Energy security is now recognized as an essential constituent of national power. South Asian states including Pakistan are far behind in the energy security estimation since the world’s developed nation consumption of Pakistan is predictable to boost in the near future and the demand can rise by almost eight percent ensuing demand of practically114,000 MW in total by near 2030. The people of Pakistan ought to be responsible to tackle the challenge of economic growth. Pakistan also needs to advance its organizational infrastructure and the operational competence of its power plants and refineries to facilitate utmost capacity consumption. The succeeding compulsion is to surmount the federal-provincial and inter-provincial disparities having political tinge and must guarantee the cordial ways out to facilitate the unobstructed continuation of the gas, petroleum, and hydropower projects. To compensate for the domestic deficit in the gas, oil, nuclear, and coal sectors, the next requirement is to expedite the projects with international cooperation, unconstrained by local conditions and external demands. For oil marketing companies (OMCs) margin augmentation is indispensable to energy security in Pakistan to ascertain an incessant provision of petroleum merchandise from the regulated sector.

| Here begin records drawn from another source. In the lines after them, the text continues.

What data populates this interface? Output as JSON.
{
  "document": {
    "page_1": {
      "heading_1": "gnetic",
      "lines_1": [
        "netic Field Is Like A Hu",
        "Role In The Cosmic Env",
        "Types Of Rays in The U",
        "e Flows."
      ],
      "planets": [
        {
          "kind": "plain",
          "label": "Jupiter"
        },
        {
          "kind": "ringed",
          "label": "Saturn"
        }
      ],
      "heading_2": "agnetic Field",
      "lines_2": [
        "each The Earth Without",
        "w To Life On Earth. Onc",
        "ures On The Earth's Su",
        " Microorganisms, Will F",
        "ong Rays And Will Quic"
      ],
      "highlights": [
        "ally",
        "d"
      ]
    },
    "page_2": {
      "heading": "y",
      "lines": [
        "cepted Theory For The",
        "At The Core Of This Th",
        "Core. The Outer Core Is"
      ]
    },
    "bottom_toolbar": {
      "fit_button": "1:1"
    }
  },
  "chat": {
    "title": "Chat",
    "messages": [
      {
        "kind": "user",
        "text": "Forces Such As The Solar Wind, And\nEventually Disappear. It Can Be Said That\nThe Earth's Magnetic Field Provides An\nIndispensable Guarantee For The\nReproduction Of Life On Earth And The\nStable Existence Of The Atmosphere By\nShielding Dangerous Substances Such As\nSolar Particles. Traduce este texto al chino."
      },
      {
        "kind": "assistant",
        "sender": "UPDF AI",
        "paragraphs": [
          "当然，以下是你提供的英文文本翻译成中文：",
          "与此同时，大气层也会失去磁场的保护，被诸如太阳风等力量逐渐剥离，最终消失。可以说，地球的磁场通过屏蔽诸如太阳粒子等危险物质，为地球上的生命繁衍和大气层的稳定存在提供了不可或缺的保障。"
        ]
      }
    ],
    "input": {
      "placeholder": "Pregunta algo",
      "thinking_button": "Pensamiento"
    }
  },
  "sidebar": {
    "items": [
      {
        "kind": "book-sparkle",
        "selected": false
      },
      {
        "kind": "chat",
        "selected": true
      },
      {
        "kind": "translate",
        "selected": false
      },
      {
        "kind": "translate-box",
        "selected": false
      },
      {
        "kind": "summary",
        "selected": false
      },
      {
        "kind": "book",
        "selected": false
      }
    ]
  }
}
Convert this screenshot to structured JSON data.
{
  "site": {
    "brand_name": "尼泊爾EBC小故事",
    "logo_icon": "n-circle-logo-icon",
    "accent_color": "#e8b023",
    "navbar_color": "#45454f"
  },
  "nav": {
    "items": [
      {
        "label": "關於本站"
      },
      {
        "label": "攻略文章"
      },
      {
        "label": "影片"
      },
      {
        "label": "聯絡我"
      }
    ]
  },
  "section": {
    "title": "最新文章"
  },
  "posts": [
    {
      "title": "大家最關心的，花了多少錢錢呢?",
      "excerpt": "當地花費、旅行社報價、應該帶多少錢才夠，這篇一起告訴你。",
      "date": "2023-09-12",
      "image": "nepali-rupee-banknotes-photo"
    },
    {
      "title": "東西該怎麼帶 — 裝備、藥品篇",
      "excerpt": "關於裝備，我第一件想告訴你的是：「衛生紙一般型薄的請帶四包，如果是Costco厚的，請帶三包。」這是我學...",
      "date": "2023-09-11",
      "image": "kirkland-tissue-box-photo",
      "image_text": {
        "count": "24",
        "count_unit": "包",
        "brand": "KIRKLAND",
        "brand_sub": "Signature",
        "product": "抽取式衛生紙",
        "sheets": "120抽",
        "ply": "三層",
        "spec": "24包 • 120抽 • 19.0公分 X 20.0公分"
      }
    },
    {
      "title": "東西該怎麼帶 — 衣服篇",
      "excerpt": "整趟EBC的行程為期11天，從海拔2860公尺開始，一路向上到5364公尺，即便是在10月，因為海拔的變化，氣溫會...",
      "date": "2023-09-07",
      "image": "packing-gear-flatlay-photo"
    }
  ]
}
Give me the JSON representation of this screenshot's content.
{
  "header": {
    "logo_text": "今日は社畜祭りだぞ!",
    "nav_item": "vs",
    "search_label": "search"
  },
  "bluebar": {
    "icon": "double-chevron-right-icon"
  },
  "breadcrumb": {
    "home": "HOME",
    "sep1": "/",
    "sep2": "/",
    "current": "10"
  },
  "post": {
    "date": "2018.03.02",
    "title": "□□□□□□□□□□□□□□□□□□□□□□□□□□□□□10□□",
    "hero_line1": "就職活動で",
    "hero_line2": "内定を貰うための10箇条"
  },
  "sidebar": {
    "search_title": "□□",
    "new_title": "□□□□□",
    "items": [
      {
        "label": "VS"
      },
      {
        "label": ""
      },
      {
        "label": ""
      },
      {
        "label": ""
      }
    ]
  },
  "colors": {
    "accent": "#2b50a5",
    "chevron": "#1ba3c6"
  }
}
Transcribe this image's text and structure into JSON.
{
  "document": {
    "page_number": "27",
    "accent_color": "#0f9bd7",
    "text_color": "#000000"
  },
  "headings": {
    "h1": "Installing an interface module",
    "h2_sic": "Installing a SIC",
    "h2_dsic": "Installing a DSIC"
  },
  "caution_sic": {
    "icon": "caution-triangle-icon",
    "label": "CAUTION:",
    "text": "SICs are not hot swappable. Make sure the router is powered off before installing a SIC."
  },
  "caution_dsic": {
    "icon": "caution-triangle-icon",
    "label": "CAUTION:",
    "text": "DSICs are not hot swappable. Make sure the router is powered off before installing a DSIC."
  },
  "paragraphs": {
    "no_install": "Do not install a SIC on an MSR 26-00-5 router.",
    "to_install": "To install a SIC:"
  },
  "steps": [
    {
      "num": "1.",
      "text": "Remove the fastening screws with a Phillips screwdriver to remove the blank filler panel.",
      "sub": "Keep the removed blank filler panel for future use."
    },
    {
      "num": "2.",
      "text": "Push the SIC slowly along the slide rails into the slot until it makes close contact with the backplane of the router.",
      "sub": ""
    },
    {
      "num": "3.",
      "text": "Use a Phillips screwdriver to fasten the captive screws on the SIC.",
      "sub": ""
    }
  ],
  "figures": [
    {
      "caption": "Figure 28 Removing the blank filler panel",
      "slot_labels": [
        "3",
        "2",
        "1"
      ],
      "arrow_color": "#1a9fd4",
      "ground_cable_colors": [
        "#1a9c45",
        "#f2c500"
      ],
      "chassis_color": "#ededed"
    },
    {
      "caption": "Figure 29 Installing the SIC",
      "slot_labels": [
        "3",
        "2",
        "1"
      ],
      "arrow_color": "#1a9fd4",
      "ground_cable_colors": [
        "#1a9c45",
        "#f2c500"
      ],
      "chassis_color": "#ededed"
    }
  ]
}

Pakistan divulges numerous challenges such as deficiency of incorporated energy planning ability and aptitude, unfair energy blend with profound dependence on energy imports, the supply-demand fissure, requisite of better sustainability and affordability in the power sector, the nonexistence of energy-saving culture, paucity of human capital in the energy sector, and grave problems of dishonesty and commissions in energy sector ventures. It is crucial to amplify the share of nuclear energy plus other substitute energy resources in Pakistan to develop a reasonable energy mix. Pakistan direly needs to preserve the exploitation of energy and reroute the same to run its industries and tackle the energy losses, energy pilferage, and energy circular debt as a top priority. The introduction of effectiveness for industrial equipment, transportation, and domestic appliances and a change in strategic culture also needs of hour to practice conservation. In a nutshell, Pakistan must formulate a short and long-term energy plan in addition to an energy structure that should be founded on excellent human resources and proficiency to strategize, design, engineer, produce commission and maneuver energy plants, supply, in short, the complete energy network. Pakistan needs a Pakistani way out of Pakistan’s energy crisis.